int count =1000;
char str[]=”FABCDEDCBA”;
int strLen=sizeof(str);
int ptrChar =0;
typedef bool charMapType[8][8];
const charMapType charBlank = {
{0,0,0,0,0,0,0,0 },
{0,0,0,0,0,0,0,0},
{0,0,0,0,0,0,0,0},
{0,0,0,0,0,0,0,0},
{0,0,0,0,0,0,0,0},
{0,0,0,0,0,0,0,0},
{0,0,0,0,0,0,0,0},
{0,0,0,0,0,0,0,0} };

const charMapType heart0 = {
{0,0,0,0,0,0,0,0 },
{0,0,0,0,0,0,0,0},
{0,0,0,0,0,0,0,0},
{0,0,0,0,0,0,0,0},
{0,0,0,1,1,0,0,0},
{0,0,0,1,1,0,0,0},
{0,0,0,0,0,0,0,0},
{0,0,0,0,0,0,0,0} };

const charMapType heart1 = {
{0,0,0,0,0,0,0,0 },
{0,0,0,0,0,0,0,0},
{0,0,0,0,0,0,0,0},
{0,0,0,1,1,0,0,0},
{0,0,1,1,1,1,0,0},
{0,0,1,1,1,1,0,0},
{0,0,0,1,1,0,0,0},
{0,0,0,0,0,0,0,0} };

const charMapType heart2 = {
{0,0,0,0,0,0,0,0 },
{0,0,0,0,0,0,0,0},
{0,1,1,0,0,1,1,0},
{1,1,1,1,1,1,1,1},
{1,1,1,1,1,1,1,1},
{0,1,1,1,1,1,1,0},
{0,0,1,1,1,1,0,0},
{0,0,0,1,1,0,0,0} };

const charMapType heart3 = {
{0,0,0,0,0,0,0,0},
{0,1,1,0,0,1,1,0},
{1,1,1,1,1,1,1,1},
{1,1,1,1,1,1,1,1},
{0,1,1,1,1,1,1,0},
{0,0,1,1,1,1,0,0},
{0,0,0,1,1,0,0,0},
{0,0,0,0,0,0,0,0} };

const charMapType heart4 = {

{0,1,1,0,0,1,1,0},
{1,1,1,1,1,1,1,1},
{1,1,1,1,1,1,1,1},
{0,1,1,1,1,1,1,0},
{0,0,1,1,1,1,0,0},
{0,0,0,1,1,0,0,0},
{0,0,0,0,0,0,0,0},
{0,0,0,0,0,0,0,0}};
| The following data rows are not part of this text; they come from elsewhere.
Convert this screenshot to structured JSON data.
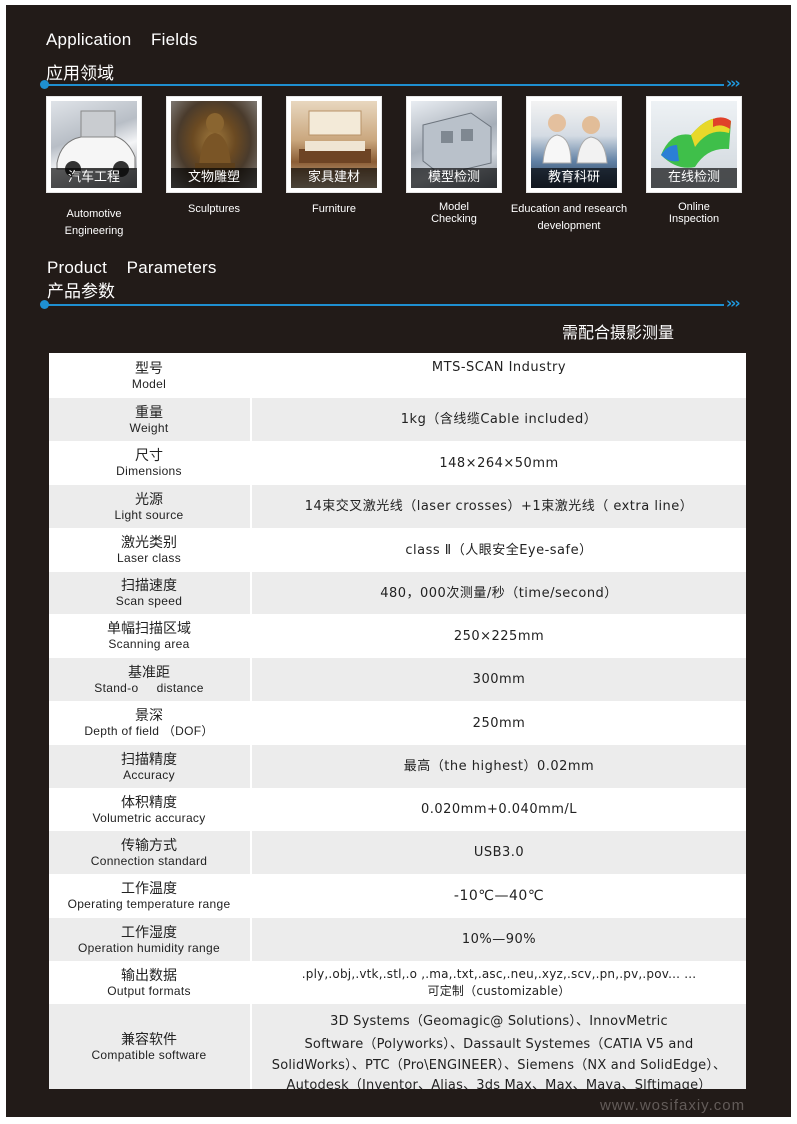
{
  "section_application": {
    "title_en": "Application    Fields",
    "title_cn": "应用领域",
    "arrows": "›››"
  },
  "applications": [
    {
      "cn": "汽车工程",
      "en_lines": [
        "Automotive",
        "Engineering"
      ]
    },
    {
      "cn": "文物雕塑",
      "en_lines": [
        "Sculptures"
      ]
    },
    {
      "cn": "家具建材",
      "en_lines": [
        "Furniture"
      ]
    },
    {
      "cn": "模型检测",
      "en_lines": [
        "Model",
        "Checking"
      ]
    },
    {
      "cn": "教育科研",
      "en_lines": [
        "Education  and  research",
        "development"
      ]
    },
    {
      "cn": "在线检测",
      "en_lines": [
        "Online",
        "Inspection"
      ]
    }
  ],
  "section_params": {
    "title_en": "Product    Parameters",
    "title_cn": "产品参数",
    "arrows": "›››",
    "note": "需配合摄影测量"
  },
  "params": [
    {
      "cn": "型号",
      "en": "Model",
      "value": [
        "MTS-SCAN  Industry"
      ]
    },
    {
      "cn": "重量",
      "en": "Weight",
      "value": [
        "1kg（含线缆Cable  included）"
      ]
    },
    {
      "cn": "尺寸",
      "en": "Dimensions",
      "value": [
        "148×264×50mm"
      ]
    },
    {
      "cn": "光源",
      "en": "Light  source",
      "value": [
        "14束交叉激光线（laser  crosses）+1束激光线（  extra  line）"
      ]
    },
    {
      "cn": "激光类别",
      "en": "Laser  class",
      "value": [
        "class Ⅱ（人眼安全Eye-safe）"
      ]
    },
    {
      "cn": "扫描速度",
      "en": "Scan  speed",
      "value": [
        "480，000次测量/秒（time/second）"
      ]
    },
    {
      "cn": "单幅扫描区域",
      "en": "Scanning  area",
      "value": [
        "250×225mm"
      ]
    },
    {
      "cn": "基准距",
      "en": "Stand-o     distance",
      "value": [
        "300mm"
      ]
    },
    {
      "cn": "景深",
      "en": "Depth  of  field （DOF）",
      "value": [
        "250mm"
      ]
    },
    {
      "cn": "扫描精度",
      "en": "Accuracy",
      "value": [
        "最高（the  highest）0.02mm"
      ]
    },
    {
      "cn": "体积精度",
      "en": "Volumetric  accuracy",
      "value": [
        "0.020mm+0.040mm/L"
      ]
    },
    {
      "cn": "传输方式",
      "en": "Connection  standard",
      "value": [
        "USB3.0"
      ]
    },
    {
      "cn": "工作温度",
      "en": "Operating  temperature  range",
      "value": [
        "-10℃—40℃"
      ]
    },
    {
      "cn": "工作湿度",
      "en": "Operation  humidity  range",
      "value": [
        "10%—90%"
      ]
    },
    {
      "cn": "输出数据",
      "en": "Output  formats",
      "value": [
        ".ply,.obj,.vtk,.stl,.o   ,.ma,.txt,.asc,.neu,.xyz,.scv,.pn,.pv,.pov...  ...",
        "可定制（customizable）"
      ]
    },
    {
      "cn": "兼容软件",
      "en": "Compatible  software",
      "value": [
        "3D  Systems（Geomagic@     Solutions）、InnovMetric",
        "Software（Polyworks）、Dassault  Systemes（CATIA  V5  and",
        "SolidWorks）、PTC（Pro\\ENGINEER）、Siemens（NX  and  SolidEdge）、",
        "Autodesk（Inventor、Alias、3ds  Max、Max、Maya、Slftimage）"
      ]
    }
  ],
  "watermark": "www.wosifaxiy.com"
}
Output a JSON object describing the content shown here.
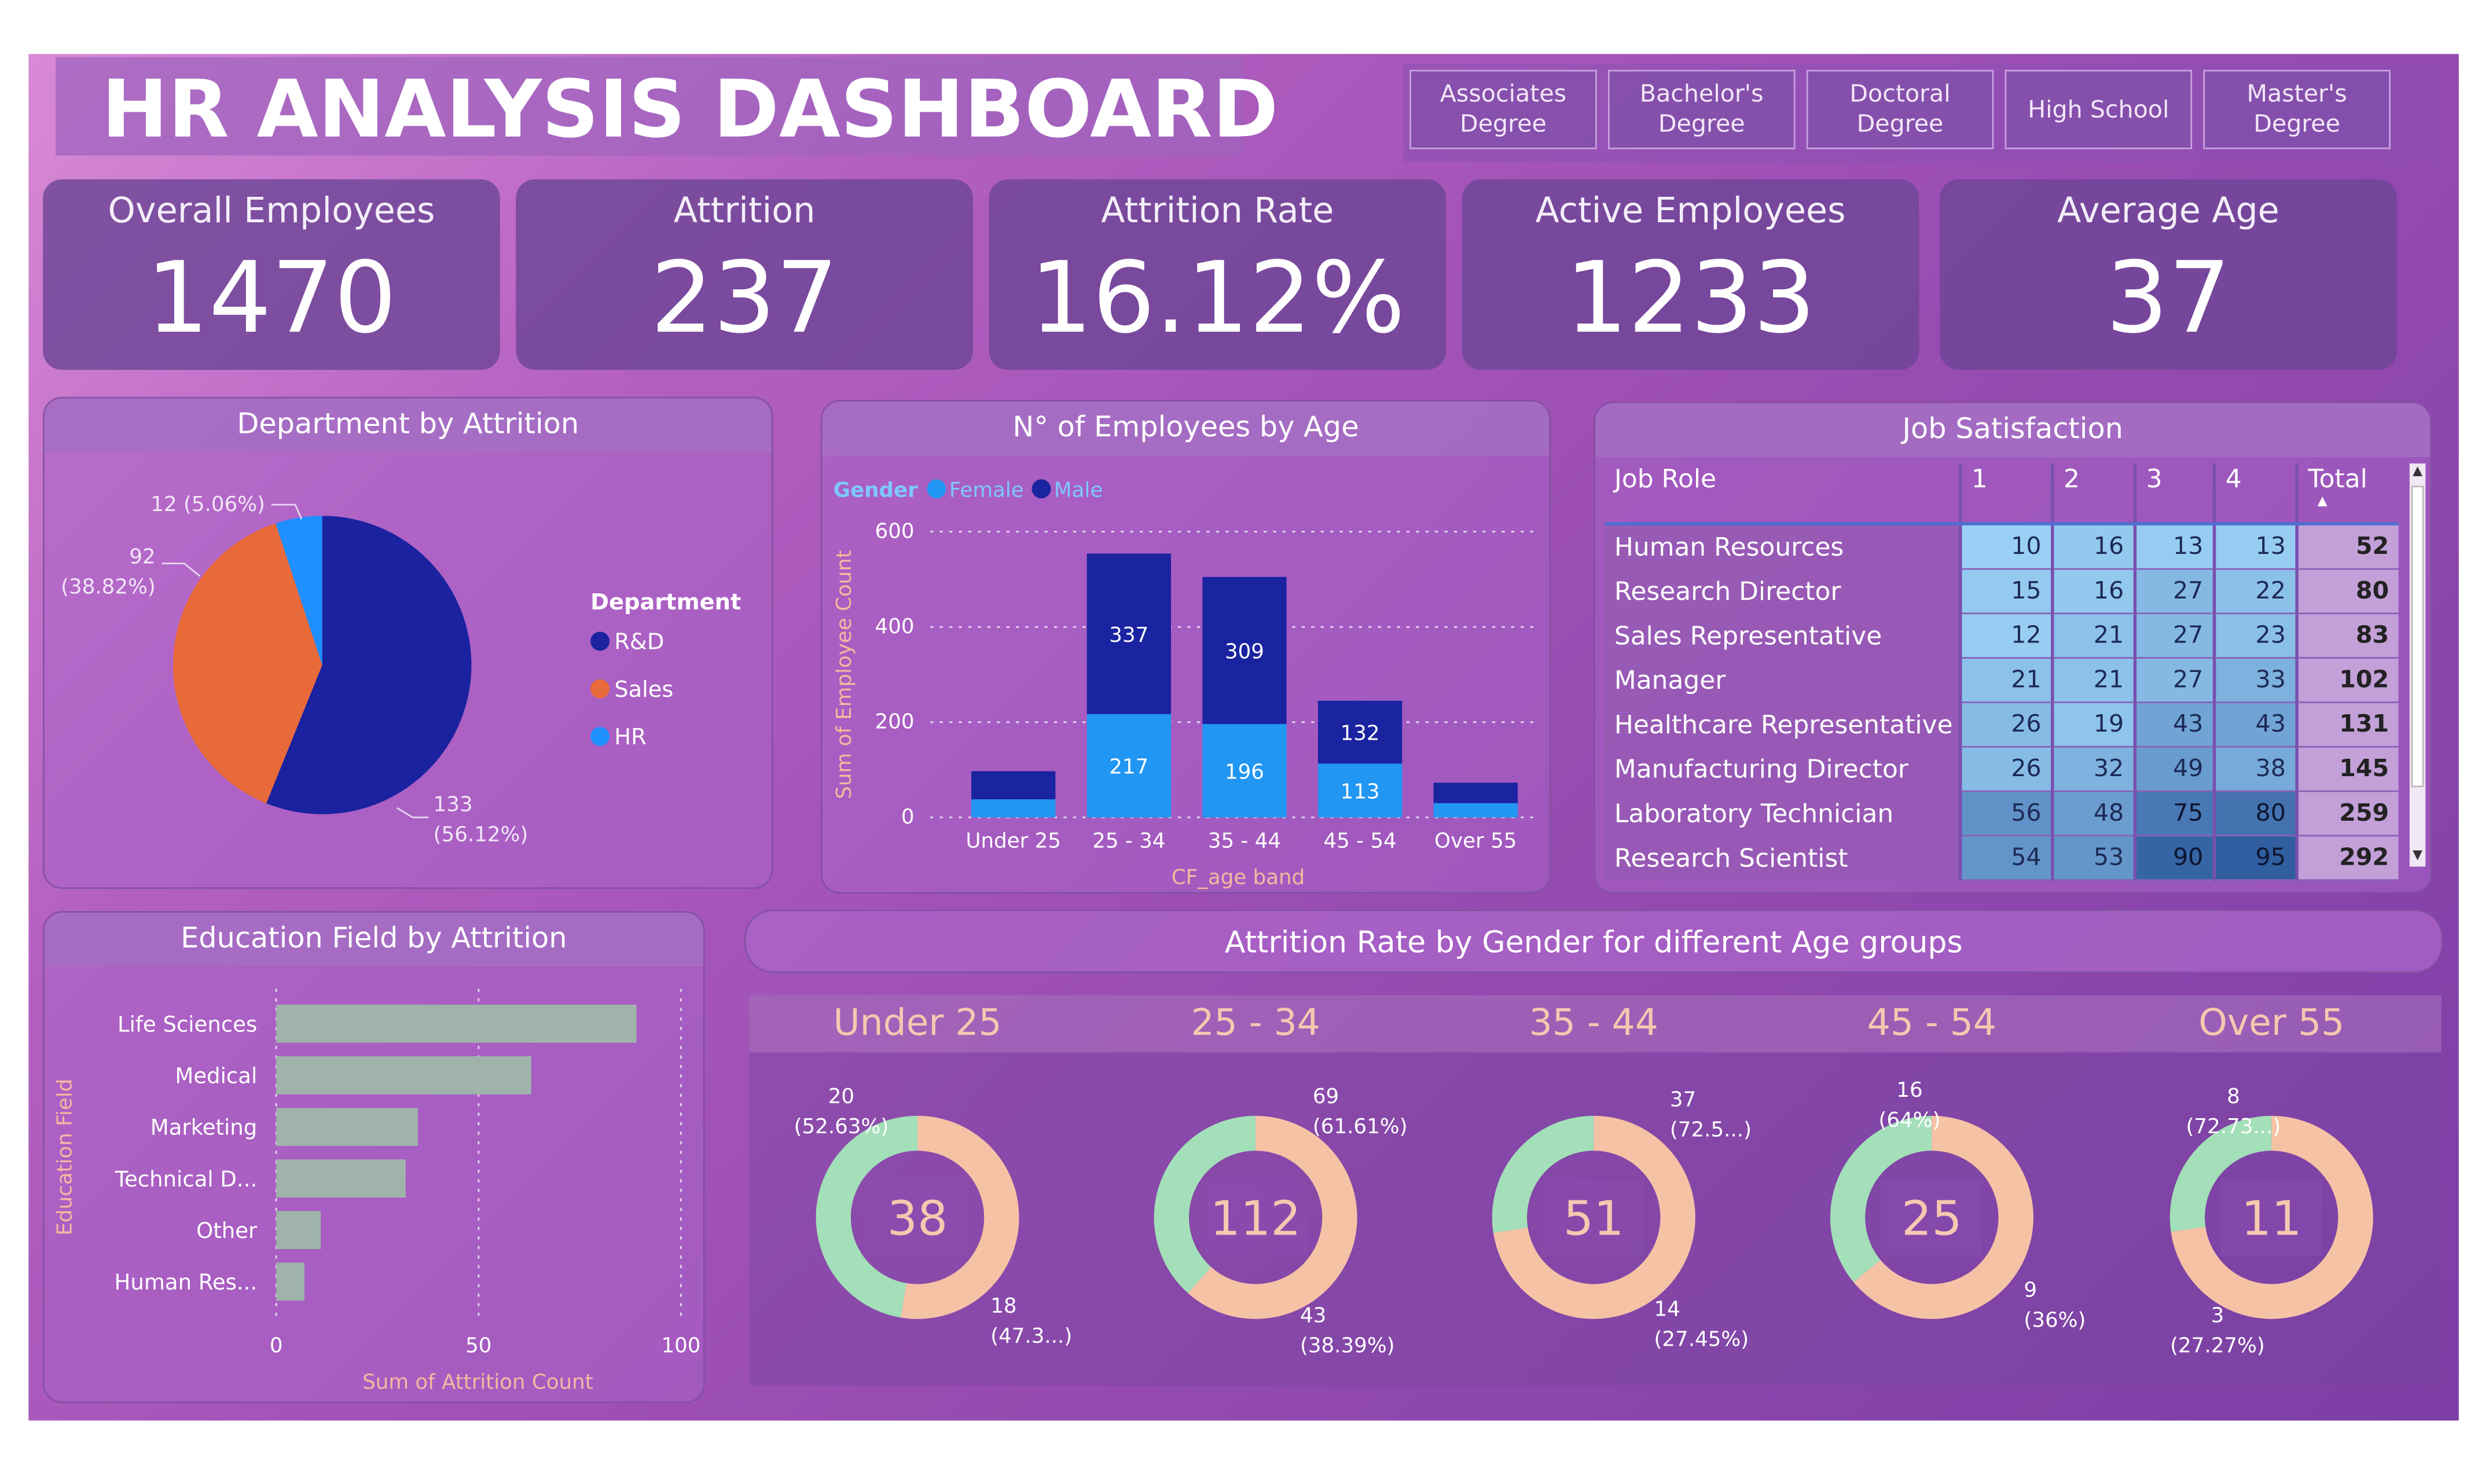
{
  "title": "HR ANALYSIS DASHBOARD",
  "slicers": [
    "Associates\nDegree",
    "Bachelor's\nDegree",
    "Doctoral\nDegree",
    "High School",
    "Master's\nDegree"
  ],
  "kpis": [
    {
      "label": "Overall Employees",
      "value": "1470"
    },
    {
      "label": "Attrition",
      "value": "237"
    },
    {
      "label": "Attrition Rate",
      "value": "16.12%"
    },
    {
      "label": "Active Employees",
      "value": "1233"
    },
    {
      "label": "Average Age",
      "value": "37"
    }
  ],
  "colors": {
    "rd": "#1a22a0",
    "sales": "#e8693a",
    "hr": "#1e90ff",
    "female": "#2196f3",
    "male": "#1a23a0",
    "bar": "#9fb3ab",
    "donut_green": "#a3dfb8",
    "donut_peach": "#f6c2a6"
  },
  "dept": {
    "title": "Department by Attrition",
    "legend_title": "Department",
    "items": [
      {
        "name": "R&D",
        "value": 133,
        "label1": "133",
        "label2": "(56.12%)"
      },
      {
        "name": "Sales",
        "value": 92,
        "label1": "92",
        "label2": "(38.82%)"
      },
      {
        "name": "HR",
        "value": 12,
        "label1": "12 (5.06%)",
        "label2": ""
      }
    ]
  },
  "age_chart": {
    "title": "N° of Employees by Age",
    "legend_title": "Gender",
    "legend": [
      "Female",
      "Male"
    ],
    "ylabel": "Sum of Employee Count",
    "xlabel": "CF_age band",
    "yticks": [
      0,
      200,
      400,
      600
    ]
  },
  "job_sat": {
    "title": "Job Satisfaction",
    "headers": [
      "Job Role",
      "1",
      "2",
      "3",
      "4",
      "Total"
    ],
    "rows": [
      [
        "Human Resources",
        "10",
        "16",
        "13",
        "13",
        "52"
      ],
      [
        "Research Director",
        "15",
        "16",
        "27",
        "22",
        "80"
      ],
      [
        "Sales Representative",
        "12",
        "21",
        "27",
        "23",
        "83"
      ],
      [
        "Manager",
        "21",
        "21",
        "27",
        "33",
        "102"
      ],
      [
        "Healthcare Representative",
        "26",
        "19",
        "43",
        "43",
        "131"
      ],
      [
        "Manufacturing Director",
        "26",
        "32",
        "49",
        "38",
        "145"
      ],
      [
        "Laboratory Technician",
        "56",
        "48",
        "75",
        "80",
        "259"
      ],
      [
        "Research Scientist",
        "54",
        "53",
        "90",
        "95",
        "292"
      ]
    ]
  },
  "edu": {
    "title": "Education Field by Attrition",
    "ylabel": "Education Field",
    "xlabel": "Sum of Attrition Count",
    "xticks": [
      "0",
      "50",
      "100"
    ]
  },
  "gender_age": {
    "title": "Attrition Rate by Gender for different Age groups",
    "groups": [
      {
        "name": "Under 25",
        "total": "38",
        "top1": "20",
        "top2": "(52.63%)",
        "bot1": "18",
        "bot2": "(47.3...)"
      },
      {
        "name": "25 - 34",
        "total": "112",
        "top1": "69",
        "top2": "(61.61%)",
        "bot1": "43",
        "bot2": "(38.39%)"
      },
      {
        "name": "35 - 44",
        "total": "51",
        "top1": "37",
        "top2": "(72.5...)",
        "bot1": "14",
        "bot2": "(27.45%)"
      },
      {
        "name": "45 - 54",
        "total": "25",
        "top1": "16",
        "top2": "(64%)",
        "bot1": "9",
        "bot2": "(36%)"
      },
      {
        "name": "Over 55",
        "total": "11",
        "top1": "8",
        "top2": "(72.73...)",
        "bot1": "3",
        "bot2": "(27.27%)"
      }
    ]
  },
  "chart_data": [
    {
      "type": "pie",
      "title": "Department by Attrition",
      "categories": [
        "R&D",
        "Sales",
        "HR"
      ],
      "values": [
        133,
        92,
        12
      ],
      "percent": [
        56.12,
        38.82,
        5.06
      ],
      "legend": "right"
    },
    {
      "type": "bar",
      "stacked": true,
      "title": "N° of Employees by Age",
      "categories": [
        "Under 25",
        "25 - 34",
        "35 - 44",
        "45 - 54",
        "Over 55"
      ],
      "series": [
        {
          "name": "Female",
          "values": [
            38,
            217,
            196,
            113,
            30
          ]
        },
        {
          "name": "Male",
          "values": [
            59,
            337,
            309,
            132,
            43
          ]
        }
      ],
      "data_labels": {
        "Female": [
          "",
          "217",
          "196",
          "113",
          ""
        ],
        "Male": [
          "",
          "337",
          "309",
          "132",
          ""
        ]
      },
      "xlabel": "CF_age band",
      "ylabel": "Sum of Employee Count",
      "ylim": [
        0,
        600
      ],
      "grid": true,
      "legend": "top-left"
    },
    {
      "type": "bar",
      "orientation": "horizontal",
      "title": "Education Field by Attrition",
      "categories": [
        "Life Sciences",
        "Medical",
        "Marketing",
        "Technical D...",
        "Other",
        "Human Res..."
      ],
      "values": [
        89,
        63,
        35,
        32,
        11,
        7
      ],
      "xlabel": "Sum of Attrition Count",
      "ylabel": "Education Field",
      "xlim": [
        0,
        100
      ],
      "grid": true
    },
    {
      "type": "pie",
      "variant": "donut",
      "title": "Attrition Rate by Gender for different Age groups",
      "groups": [
        {
          "name": "Under 25",
          "values": [
            20,
            18
          ],
          "total": 38
        },
        {
          "name": "25 - 34",
          "values": [
            69,
            43
          ],
          "total": 112
        },
        {
          "name": "35 - 44",
          "values": [
            37,
            14
          ],
          "total": 51
        },
        {
          "name": "45 - 54",
          "values": [
            16,
            9
          ],
          "total": 25
        },
        {
          "name": "Over 55",
          "values": [
            8,
            3
          ],
          "total": 11
        }
      ]
    }
  ]
}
const charMapType *charMap[6] = {&heart0, &heart1, &heart2, &heart3, &heart4, &charBlank};

void setup() {
for (int thisPin =0 ; thisPin < 8 ; thisPin++ ){

pinMode(col[thisPin], OUTPUT);
pinMode(row[thisPin], OUTPUT);
digitalWrite(col[thisPin],HIGH );
}
setupChar();
}
void loop() {
refreshScreen();
if (count–==0){
count = 1000;
setupChar();
}
}
void setupChar(){
char c =str[ptrChar];
int offset = c-'A';
const charMapType *cMap =charMap[offset];

for ( int x =0 ;x<8 ;x++)
{
for ( int y =0 ;y=strlen-1){
ptrChar=0;

}
}

void refreshScreen(){
for(int thisRow=0;thisRow<8;thisRow++){

digitalWrite(row[thisRow],HIGH);
for(int thisCol=0;thisCol<8;thisCol++){
int thisPixel=pixels[thisRow][thisCol];

digitalWrite(col[thisCol],thisPixel);
if(thisPixel==LOW){
digitalWrite(col[thisCol],HIGH);
}
}

digitalWrite(row[thisRow],LOW);
}
}